The omnipresent word ‘organic’ has almost become cliché. But the Sawmill House by Archier Studio truly warrants the description. In terms of process and materials, the house embodies a story of relationships, of serendipitous discovery, shared creative vision and of open-ended imagination.
It begins with two brothers – architect Chris Gilbert, and his brother Ben, a sculptor – and the site of a former sawmill, which at one time was a gold mine. The house overlooks a pond, on a flat pad that had been the spot where logging trucks would park during loading. Though zoned as an ‘industrial site’, Ben defined his intended one-bedroom residential structure as a ‘caretaker’s cottage’ and building permission was granted.
A rough plan was in place prior to the start of construction, but the design truly evolved over time. Chris says of the home in rural Victoria, Australia: “We kind of made it up as we went along. We had about five pages of drawings, and that was it.”
Freed from the traditional restraints, and liberated by the added bonus of being able to change and develop the design over the course of construction, the result is a highly functional home, full of bespoke elements that have their roots in pragmatic problem-solving, but are imbued with a substantial dash of ‘why not?’ bravado.

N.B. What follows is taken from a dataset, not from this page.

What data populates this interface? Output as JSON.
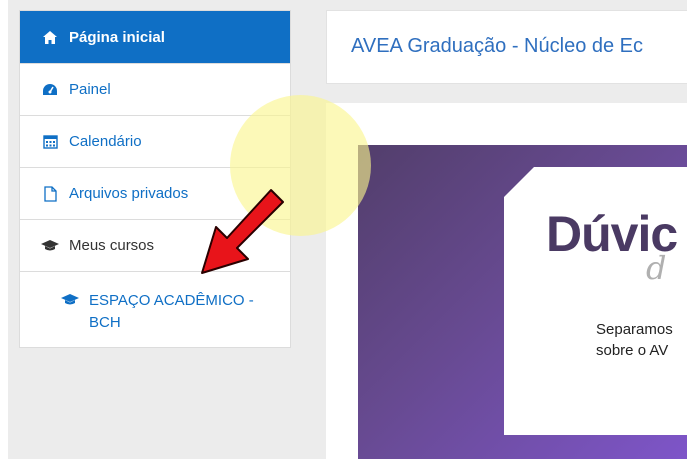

The home’s most striking feature – the 270 massive concrete blocks that comprise the exterior walls – is a prime example.
Chris Gilbert explains, “I was driving up near there one afternoon and went by a farm, and they were using these big blocks as a retaining wall and a dam. I thought ‘Wow – those really look cool’. So I found out where they came from (a quarry and concrete plant in nearby Wadonga) and I went there and asked if I could have them.”
The blocks weigh in at one tonne each and are produced locally as the by-product of the many residential slabs poured in the vicinity. The slabs vary in colour and size; and although this unpredictability adds to the external appeal, grounding the house to the site. Their different colours and textures create a stacked layer effect that echoes the site’s mining heritage.
“It was clear pretty early on that this wasn’t going to be a typical wall of brick, or concrete blocks, where everything fits together perfectly. We just stacked them into place as they came. There were just a few places where we needed to cut them because we needed a straight edge.”
Embracing the imperfection of unusual materials carries through to the inside, too. The centerpiece of the open-plan public area is a fully-integrated kitchen that runs along the main interior wall. Here, too, the typical cabinetry choices were discussed and discarded.
“We knew that whatever we used had to relate to the exterior. So we were just talking and trying to figure it out…and it was like, ‘timber would be too dark, and a laminate would be horrible… ’ and I said, ‘we could use a metal, like brass sheets or something… ’ and that was it.”
Brass sheets, 0.3mm thick, were a remarkably cost-effective solution, and complement the surrounding warm stone and timber elements.
“We’ve sprayed them with cider vinegar to start the patina, and day-to-day living does the rest. People touch them, the air and humidity have an effect; they just keep getting better.”
Throughout the interior, bespoke furniture and custom lighting elements – many created by Ben Gilbert, others by the team at Archier Studio – add to the overall artisanal effect. Among the most notable handmade items are the large dividers – some slide, some pivot – that enable the larger open-plan space to be subdivided according to use, and open or closed to the outdoors, depending on the weather.
Above and below, long planes of locally sourced and reclaimed timber bring an element of softness and warmth, in contrast to the metal and stone. The floor continues seamlessly onto the wide deck, which cantilevers slightly out over the hill. Thanks to the expansive glass wall – double-glazed stacking doors – the view can be seen from the kitchen and living rooms throughout the year. A long timber screen can be moved along the far edge of the deck, bringing shade, as needed, during the day.
Large sections of the roof and façade are mechanised and moveable, which makes the envelope largely operable, allowing courtyards and natural light to be added and subtracted as the seasons warrant. The 60mm-thick blocks absorb sun during the day, but keep the interior cool. In the summertime, the sliding glass doors can be recessed back, opening up the sides of the building to cross-breezes. In the winter, just the opposite – opening the skylight allows sunlight to penetrate and warm the interior, while closing the stacking doors keeps the warm air inside.
The Sawmill House is receiving an increasing amount of local and international attention and has garnered a raft of awards for itself and its makers, including the 2015 Houses Award for New House under 200m2 (Australia). For the members of Archier Studio, it’s been a banner year. Chris Gilbert says: “It’s been incredible – massive, really – and it’s great because it shows the potential of smaller studios like ourselves, and the amazing results you can get from this kind of project. I feel like it’s been the right project, with the right people, at the right time.”